--- SUPPLIED INFORMATION Enclosed Below ---

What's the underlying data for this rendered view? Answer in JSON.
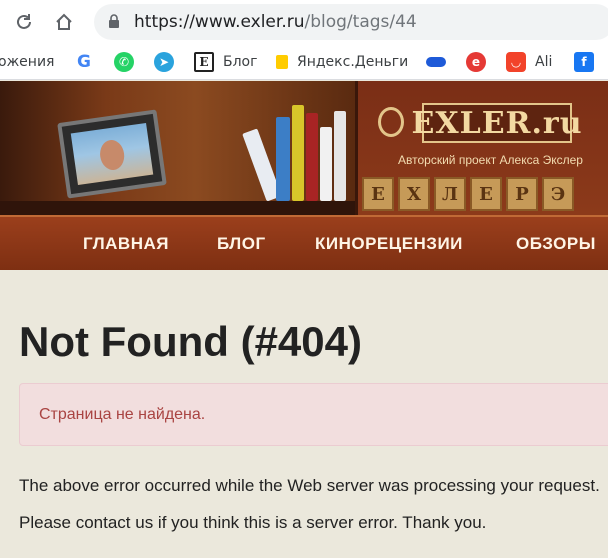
{
  "browser": {
    "url_host": "https://www.exler.ru",
    "url_path": "/blog/tags/44",
    "bookmarks": [
      {
        "label": "ожения",
        "icon": "folder-icon"
      },
      {
        "label": "",
        "icon": "google-icon",
        "color": "#4285f4"
      },
      {
        "label": "",
        "icon": "whatsapp-icon",
        "color": "#25d366"
      },
      {
        "label": "",
        "icon": "telegram-icon",
        "color": "#2aa3dd"
      },
      {
        "label": "Блог",
        "icon": "exler-icon",
        "color": "#222222"
      },
      {
        "label": "Яндекс.Деньги",
        "icon": "yandex-money-icon",
        "color": "#ffcc00"
      },
      {
        "label": "",
        "icon": "cloud-icon",
        "color": "#1e5ad8"
      },
      {
        "label": "",
        "icon": "circle-e-icon",
        "color": "#e53935"
      },
      {
        "label": "Ali",
        "icon": "aliexpress-icon",
        "color": "#f2432a"
      },
      {
        "label": "",
        "icon": "facebook-icon",
        "color": "#1877f2"
      }
    ]
  },
  "site": {
    "logo": "EXLER.ru",
    "tagline": "Авторский проект Алекса Экслер",
    "tiles": [
      "Е",
      "Х",
      "Л",
      "Е",
      "Р",
      "Э"
    ],
    "menu": [
      "ГЛАВНАЯ",
      "БЛОГ",
      "КИНОРЕЦЕНЗИИ",
      "ОБЗОРЫ"
    ],
    "accent": "#8c3a1a"
  },
  "error": {
    "title": "Not Found (#404)",
    "alert": "Страница не найдена.",
    "line1": "The above error occurred while the Web server was processing your request.",
    "line2": "Please contact us if you think this is a server error. Thank you."
  }
}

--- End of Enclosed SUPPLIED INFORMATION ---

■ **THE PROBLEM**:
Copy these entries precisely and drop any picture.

■ **RESULT**:
What's the underlying data for this rendered view? Answer in JSON.
{
  "browser": {
    "url_host": "https://www.exler.ru",
    "url_path": "/blog/tags/44",
    "bookmarks": [
      {
        "label": "ожения",
        "icon": "folder-icon"
      },
      {
        "label": "",
        "icon": "google-icon",
        "color": "#4285f4"
      },
      {
        "label": "",
        "icon": "whatsapp-icon",
        "color": "#25d366"
      },
      {
        "label": "",
        "icon": "telegram-icon",
        "color": "#2aa3dd"
      },
      {
        "label": "Блог",
        "icon": "exler-icon",
        "color": "#222222"
      },
      {
        "label": "Яндекс.Деньги",
        "icon": "yandex-money-icon",
        "color": "#ffcc00"
      },
      {
        "label": "",
        "icon": "cloud-icon",
        "color": "#1e5ad8"
      },
      {
        "label": "",
        "icon": "circle-e-icon",
        "color": "#e53935"
      },
      {
        "label": "Ali",
        "icon": "aliexpress-icon",
        "color": "#f2432a"
      },
      {
        "label": "",
        "icon": "facebook-icon",
        "color": "#1877f2"
      }
    ]
  },
  "site": {
    "logo": "EXLER.ru",
    "tagline": "Авторский проект Алекса Экслер",
    "tiles": [
      "Е",
      "Х",
      "Л",
      "Е",
      "Р",
      "Э"
    ],
    "menu": [
      "ГЛАВНАЯ",
      "БЛОГ",
      "КИНОРЕЦЕНЗИИ",
      "ОБЗОРЫ"
    ],
    "accent": "#8c3a1a"
  },
  "error": {
    "title": "Not Found (#404)",
    "alert": "Страница не найдена.",
    "line1": "The above error occurred while the Web server was processing your request.",
    "line2": "Please contact us if you think this is a server error. Thank you."
  }
}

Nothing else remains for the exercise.